Rolaids, the well-known antacid whose beginnings are linked with a Chattanooga chemist, is returning to the city where it will receive new life after exiting store shelves following two 2010 recalls.
Chattanooga-based consumer products maker Chattem Inc. has bought the worldwide rights for Rolaids from McNeil Consumer Healthcare, a subsidiary of giant Johnson & Johnson.
Zan Guerry, Chattem's chief executive, said in a statement that the company is "primed to leverage the Rolaids market opportunity to drive incremental growth and take the brand to a new level."
The main ingredient in Rolaids was developed by Dr. Irvine W. Grote, who was a University of Tennessee at Chattanooga chemistry professor for more than three decades. Grote also worked for Parke, Davis & Co. and served on Chattem's board, and his name appeared on 75 patents before his 1972 death.
Chattem, a division of French pharmaceutical giant Sanofi, plans to re-launch Rolaids and make it available to retailers within a year after it was pulled from shelves in the wake of the pair of recalls in 2010.
One recall followed an investigation of consumer reports of an unusual moldy, musty or mildew-like odor that, in a small number of cases, was associated with temporary and non-serious gastrointestinal events. Another recall came after reports that metal and wood particles were found.
McNeil said then that it was changing some of its manufacturing facilities where the product was made.
Ed Silverman, editor of the health care publication Phamalot, said Chattem is a scrappy company that will try to carve out a niche for Rolaids amid tough competition that has emerged over the years.
"It has a track record of being an aggressive marketer," he said. "They can make a product visible and generate demand."
Silverman said Chattem should be able to overcome manufacturing problems that have beset J&J.
Robert Long, Chattem's chief financial officer, said the Chattanooga company will work through the supply chain and on marketing plans for Rolaids.
Long said plans aren't to make Rolaids in Chattanooga in the immediate term.

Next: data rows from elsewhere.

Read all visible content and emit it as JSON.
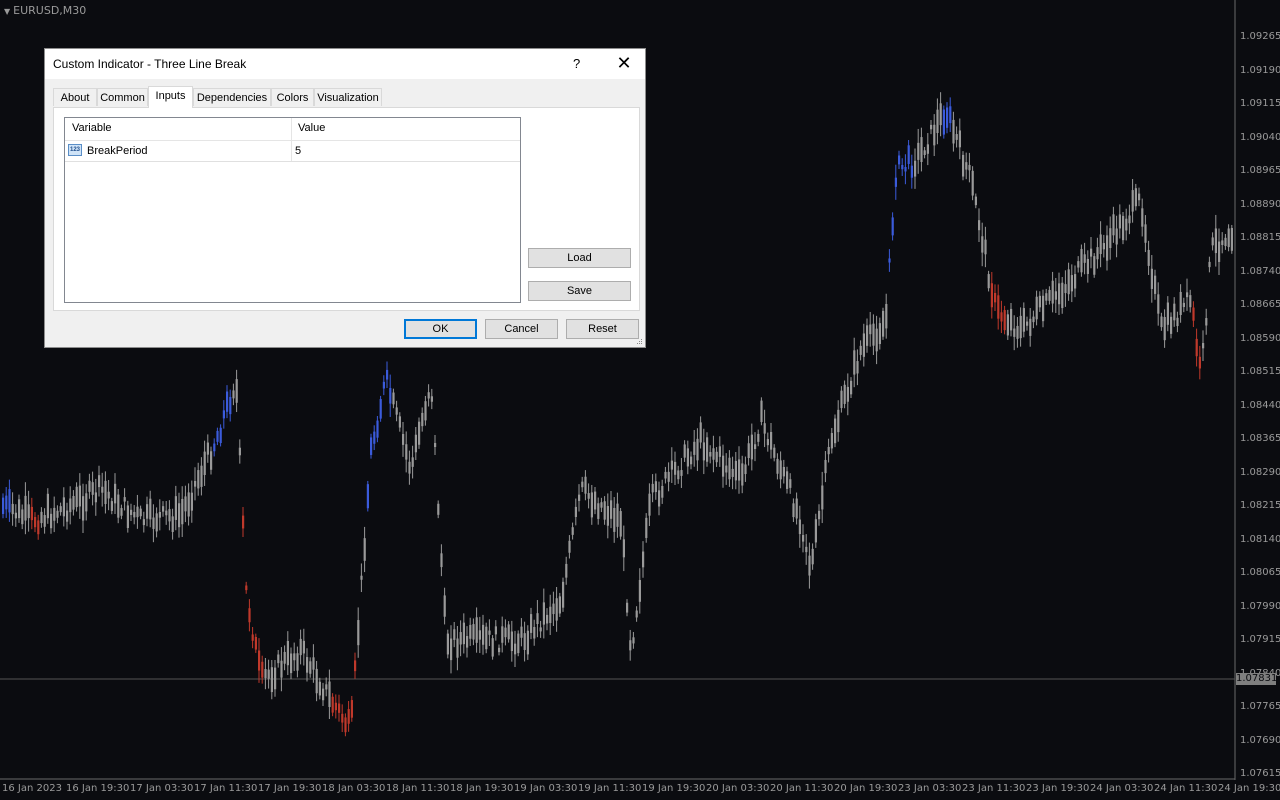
{
  "chart_header": {
    "symbol": "EURUSD,M30"
  },
  "price_axis": {
    "labels": [
      "1.09265",
      "1.09190",
      "1.09115",
      "1.09040",
      "1.08965",
      "1.08890",
      "1.08815",
      "1.08740",
      "1.08665",
      "1.08590",
      "1.08515",
      "1.08440",
      "1.08365",
      "1.08290",
      "1.08215",
      "1.08140",
      "1.08065",
      "1.07990",
      "1.07915",
      "1.07840",
      "1.07765",
      "1.07690",
      "1.07615"
    ],
    "current_price": "1.07831"
  },
  "time_axis": {
    "labels": [
      "16 Jan 2023",
      "16 Jan 19:30",
      "17 Jan 03:30",
      "17 Jan 11:30",
      "17 Jan 19:30",
      "18 Jan 03:30",
      "18 Jan 11:30",
      "18 Jan 19:30",
      "19 Jan 03:30",
      "19 Jan 11:30",
      "19 Jan 19:30",
      "20 Jan 03:30",
      "20 Jan 11:30",
      "20 Jan 19:30",
      "23 Jan 03:30",
      "23 Jan 11:30",
      "23 Jan 19:30",
      "24 Jan 03:30",
      "24 Jan 11:30",
      "24 Jan 19:30"
    ]
  },
  "colors": {
    "candle_neutral": "#9a9a9a",
    "candle_up": "#3b5bdb",
    "candle_down": "#c0392b",
    "background": "#0b0c10"
  },
  "dialog": {
    "title": "Custom Indicator - Three Line Break",
    "help_label": "?",
    "close_icon": "close-icon",
    "tabs": [
      "About",
      "Common",
      "Inputs",
      "Dependencies",
      "Colors",
      "Visualization"
    ],
    "active_tab": "Inputs",
    "grid": {
      "columns": [
        "Variable",
        "Value"
      ],
      "rows": [
        {
          "icon": "int-type-icon",
          "icon_text": "123",
          "variable": "BreakPeriod",
          "value": "5"
        }
      ]
    },
    "buttons": {
      "load": "Load",
      "save": "Save",
      "ok": "OK",
      "cancel": "Cancel",
      "reset": "Reset"
    }
  }
}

But, he said, there could be some packaging or other opportunities the company may explore and bolster employment.
"We're excited about the brand and what we can do with it," he said.
Long declined to give the purchase price for Rolaids or its last annual sales figure.

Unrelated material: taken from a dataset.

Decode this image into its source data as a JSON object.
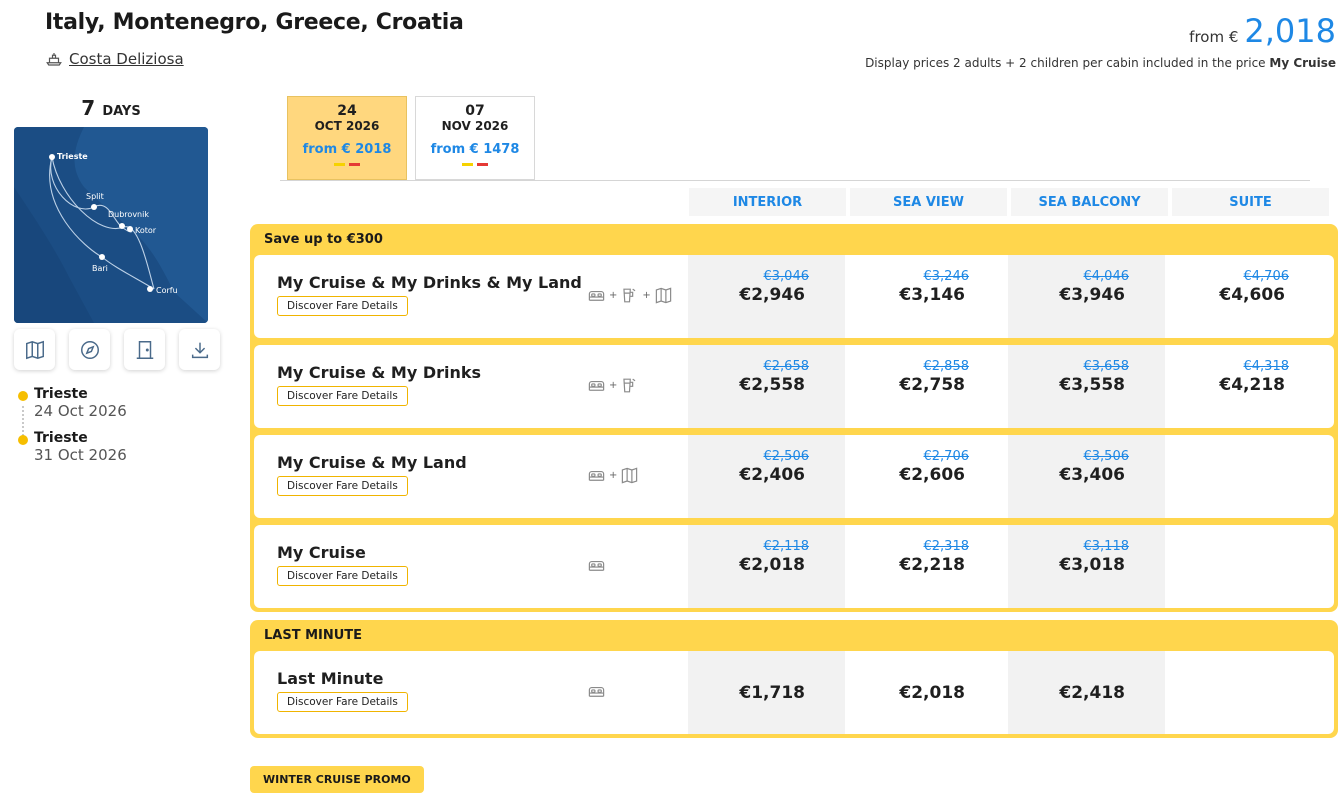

But, he said, Rolaids would be among Chattem's top six or seven brands, which each range from $40 million to $100 million in revenue annually, not including the allergy medicine Allegra.

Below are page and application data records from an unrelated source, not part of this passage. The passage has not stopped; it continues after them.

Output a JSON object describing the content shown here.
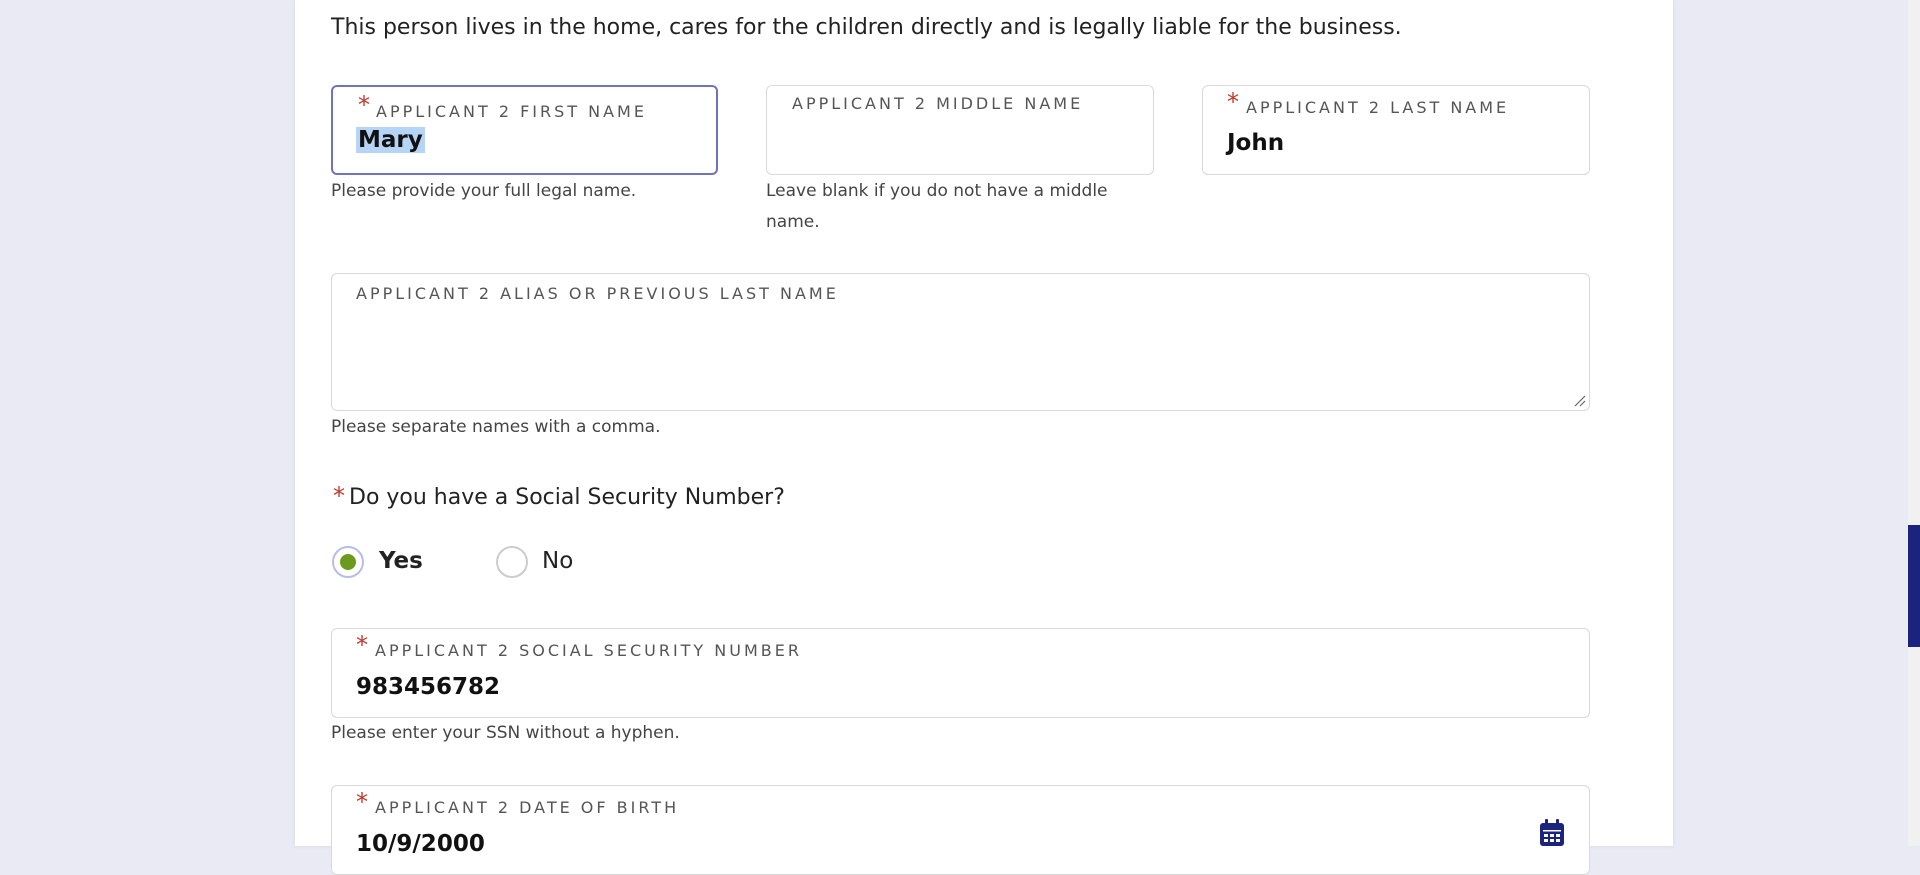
{
  "intro": "This person lives in the home, cares for the children directly and is legally liable for the business.",
  "required_marker": "*",
  "first_name": {
    "label": "APPLICANT 2 FIRST NAME",
    "value": "Mary",
    "help": "Please provide your full legal name."
  },
  "middle_name": {
    "label": "APPLICANT 2 MIDDLE NAME",
    "value": "",
    "help": "Leave blank if you do not have a middle name."
  },
  "last_name": {
    "label": "APPLICANT 2 LAST NAME",
    "value": "John"
  },
  "alias": {
    "label": "APPLICANT 2 ALIAS OR PREVIOUS LAST NAME",
    "value": "",
    "help": "Please separate names with a comma."
  },
  "ssn_question": {
    "text": "Do you have a Social Security Number?",
    "options": [
      {
        "label": "Yes",
        "selected": true
      },
      {
        "label": "No",
        "selected": false
      }
    ]
  },
  "ssn": {
    "label": "APPLICANT 2 SOCIAL SECURITY NUMBER",
    "value": "983456782",
    "help": "Please enter your SSN without a hyphen."
  },
  "dob": {
    "label": "APPLICANT 2 DATE OF BIRTH",
    "value": "10/9/2000",
    "icon": "calendar-icon"
  },
  "colors": {
    "accent": "#6b9a1c",
    "focus_border": "#6f73b8",
    "required": "#c0392b",
    "scroll_thumb": "#1a237e"
  }
}
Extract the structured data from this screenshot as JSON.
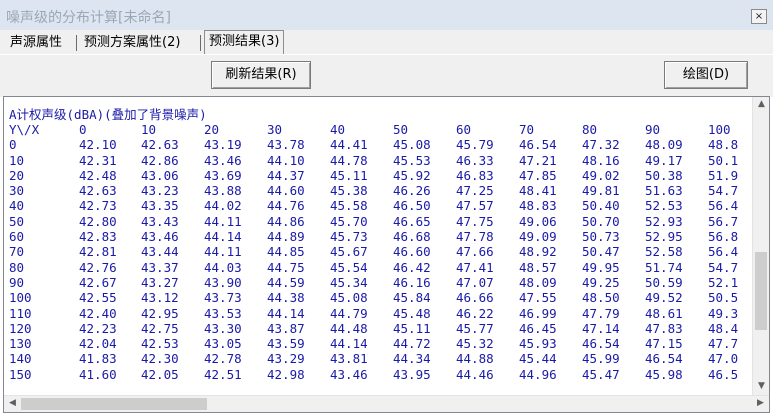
{
  "window": {
    "title": "噪声级的分布计算[未命名]",
    "close_label": "×"
  },
  "tabs": [
    {
      "label": "声源属性"
    },
    {
      "label": "预测方案属性(2)"
    },
    {
      "label": "预测结果(3)"
    }
  ],
  "toolbar": {
    "refresh_label": "刷新结果(R)",
    "plot_label": "绘图(D)"
  },
  "results": {
    "heading": "A计权声级(dBA)(叠加了背景噪声)",
    "corner_label": "Y\\/X",
    "x_headers": [
      "0",
      "10",
      "20",
      "30",
      "40",
      "50",
      "60",
      "70",
      "80",
      "90",
      "100"
    ],
    "rows": [
      {
        "y": "0",
        "values": [
          "42.10",
          "42.63",
          "43.19",
          "43.78",
          "44.41",
          "45.08",
          "45.79",
          "46.54",
          "47.32",
          "48.09",
          "48.8"
        ]
      },
      {
        "y": "10",
        "values": [
          "42.31",
          "42.86",
          "43.46",
          "44.10",
          "44.78",
          "45.53",
          "46.33",
          "47.21",
          "48.16",
          "49.17",
          "50.1"
        ]
      },
      {
        "y": "20",
        "values": [
          "42.48",
          "43.06",
          "43.69",
          "44.37",
          "45.11",
          "45.92",
          "46.83",
          "47.85",
          "49.02",
          "50.38",
          "51.9"
        ]
      },
      {
        "y": "30",
        "values": [
          "42.63",
          "43.23",
          "43.88",
          "44.60",
          "45.38",
          "46.26",
          "47.25",
          "48.41",
          "49.81",
          "51.63",
          "54.7"
        ]
      },
      {
        "y": "40",
        "values": [
          "42.73",
          "43.35",
          "44.02",
          "44.76",
          "45.58",
          "46.50",
          "47.57",
          "48.83",
          "50.40",
          "52.53",
          "56.4"
        ]
      },
      {
        "y": "50",
        "values": [
          "42.80",
          "43.43",
          "44.11",
          "44.86",
          "45.70",
          "46.65",
          "47.75",
          "49.06",
          "50.70",
          "52.93",
          "56.7"
        ]
      },
      {
        "y": "60",
        "values": [
          "42.83",
          "43.46",
          "44.14",
          "44.89",
          "45.73",
          "46.68",
          "47.78",
          "49.09",
          "50.73",
          "52.95",
          "56.8"
        ]
      },
      {
        "y": "70",
        "values": [
          "42.81",
          "43.44",
          "44.11",
          "44.85",
          "45.67",
          "46.60",
          "47.66",
          "48.92",
          "50.47",
          "52.58",
          "56.4"
        ]
      },
      {
        "y": "80",
        "values": [
          "42.76",
          "43.37",
          "44.03",
          "44.75",
          "45.54",
          "46.42",
          "47.41",
          "48.57",
          "49.95",
          "51.74",
          "54.7"
        ]
      },
      {
        "y": "90",
        "values": [
          "42.67",
          "43.27",
          "43.90",
          "44.59",
          "45.34",
          "46.16",
          "47.07",
          "48.09",
          "49.25",
          "50.59",
          "52.1"
        ]
      },
      {
        "y": "100",
        "values": [
          "42.55",
          "43.12",
          "43.73",
          "44.38",
          "45.08",
          "45.84",
          "46.66",
          "47.55",
          "48.50",
          "49.52",
          "50.5"
        ]
      },
      {
        "y": "110",
        "values": [
          "42.40",
          "42.95",
          "43.53",
          "44.14",
          "44.79",
          "45.48",
          "46.22",
          "46.99",
          "47.79",
          "48.61",
          "49.3"
        ]
      },
      {
        "y": "120",
        "values": [
          "42.23",
          "42.75",
          "43.30",
          "43.87",
          "44.48",
          "45.11",
          "45.77",
          "46.45",
          "47.14",
          "47.83",
          "48.4"
        ]
      },
      {
        "y": "130",
        "values": [
          "42.04",
          "42.53",
          "43.05",
          "43.59",
          "44.14",
          "44.72",
          "45.32",
          "45.93",
          "46.54",
          "47.15",
          "47.7"
        ]
      },
      {
        "y": "140",
        "values": [
          "41.83",
          "42.30",
          "42.78",
          "43.29",
          "43.81",
          "44.34",
          "44.88",
          "45.44",
          "45.99",
          "46.54",
          "47.0"
        ]
      },
      {
        "y": "150",
        "values": [
          "41.60",
          "42.05",
          "42.51",
          "42.98",
          "43.46",
          "43.95",
          "44.46",
          "44.96",
          "45.47",
          "45.98",
          "46.5"
        ]
      }
    ]
  },
  "icons": {
    "scroll_up": "▲",
    "scroll_down": "▼",
    "scroll_left": "◀",
    "scroll_right": "▶"
  }
}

Over $300 million of Allegra was shipped in the first 10 months since it was shifted from a prescription to an over-the-counter medicine, Chattem said last year.
Anne Whitaker, president of North America Pharmaceuticals of Chattem parent Sanofi, said the acquisition of Rolaids is consistent with the company's long-term strategy.
"Chattem has a proven track record of successful acquisitions," she said in a statement.